Too much togetherness is not a good thing. By having some outside interests and hobbies we don’t share, we avoid getting on each other’s nerves. Having different areas of practice helps, too. When we feel like we are right on top of each other, we seem naturally to vary our hours away from each other, decide not to commute together, and get a bit more time alone. It’s not avoidance in a negative way, just an implicit understanding of what needs to be done.
Sometimes the office never seems to close. There’s always work to be done: client cases, marketing, administrative work. It seems there aren’t enough hours in a day. We find ourselves talking law too much, especially when we’re under pressure. All these things can act as a wedge. We have solved this problem by sharing hobbies that are totally unrelated to our profession.
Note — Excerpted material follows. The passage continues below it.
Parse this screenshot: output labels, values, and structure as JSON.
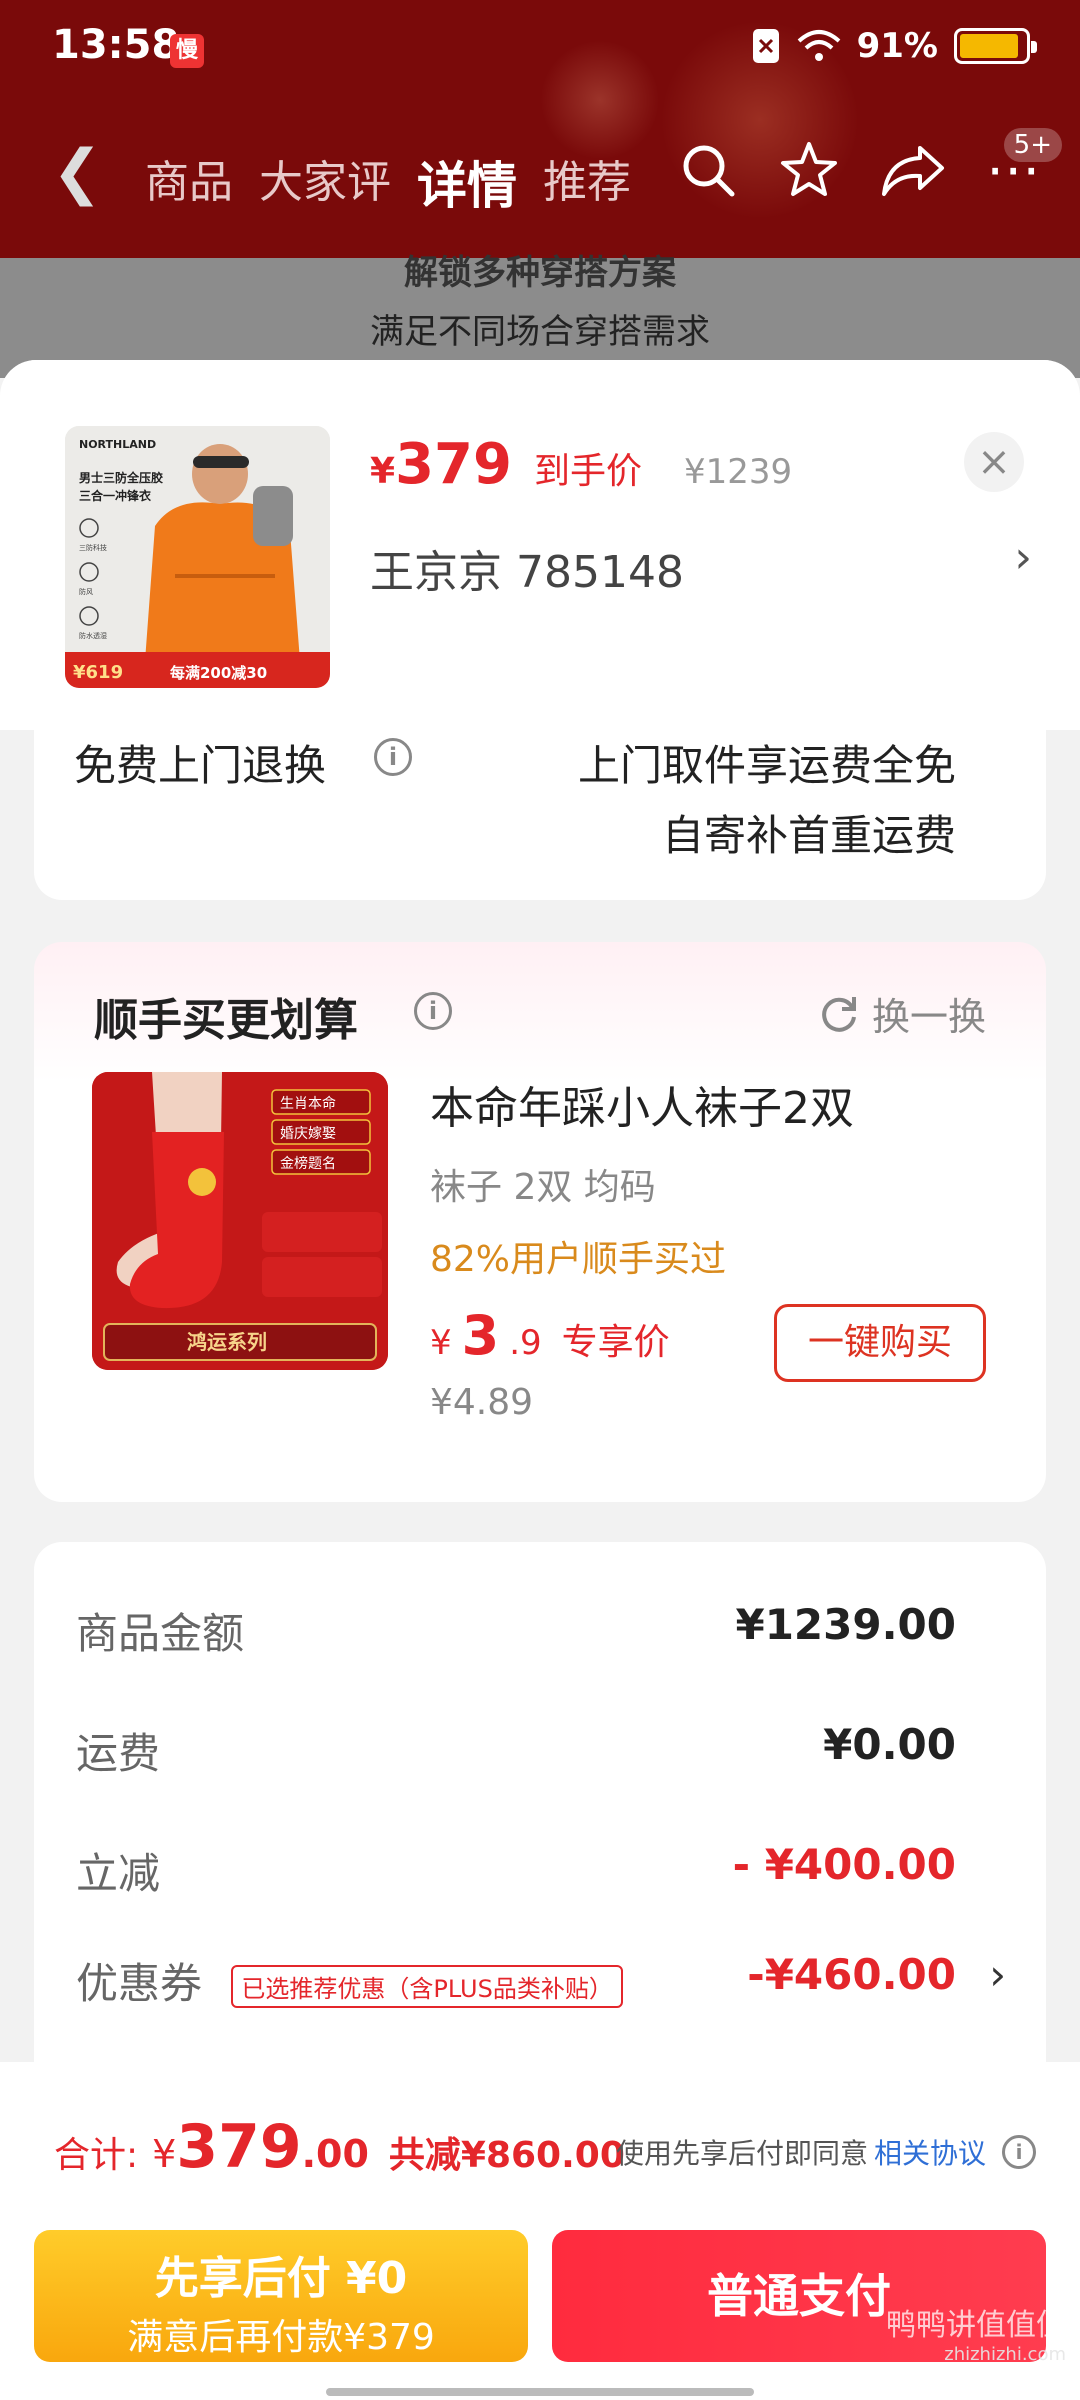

Whenever we get too caught up in the practice of law, we make a pact not to talk shop for the rest of the day. Although we recognize, as solos, that we can never let ourselves stray too far from the office, either physically or mentally, at the same time we know that we need to stay fresh and energized.
Clients think we’re each other’s secretaries. Everyone has clients who, given half a chance, will abuse the staff—or whomever they mistakenly believe to be the staff. Such abuse is unacceptable under any circumstance, but for us the resulting resentments could hurt our personal relationship. When one of Frank’s clients puts me through the ringer, I certainly have vented at Frank, even though I know it’s not his fault. It’s unavoidable that such abuse will occur. Both of us have to be prepared for it, act professional in the client’s presence, and not make it personal.
Questions to Consider
Who’s the boss, and can you deal with that arrangement? We know several couples who’ve set up an office in which he’s the attorney and she’s the support staff. While she has input, he’s got the last say. It works for them, but not all relationships can handle one person giving orders to the other. This situation will affect the dynamic between the family members outside the office. If it proves unworkable, hiring unrelated staff might be the better option.
Do your styles work together? If one of you is a slob and the other is obsessively neat, overcoming the resulting conflicts at home and at the office might just be too much. Is one of you a morning person, and the other a night owl? Will having overlapping office hours be an asset or a hindrance? Will the loss of time together at home create a problem?
How do you handle money in the firm? Money management is the root cause of most divorce. How much worse would it be if you also had to deal with different approaches to handling business funds? And will all money earned in a partnership be “ours,” or will each person have a draw? How will that draw be determined?
Sure, there are challenges to working together. But the advantages for us have far outweighed the disadvantages. We have only become closer by spending so much time together. We certainly seem to be more in sync than other couples, since we have so much shared history. We believe the secret to successfully working together is finding that elusive balance between office and home. The fact that we both have a strong sense of humor has made working together that much easier. As a matter of fact, we are considering bringing Frank’s retired mother in as a receptionist. But that is a whole other set of pluses and minuses. . . .
Deborah J. Torras and Frank E. Martínez are sole practitioners who share an office suite in Atlanta, Georgia. She can be reached at 770/541-1050. He can be reached at firstname.lastname@example.org.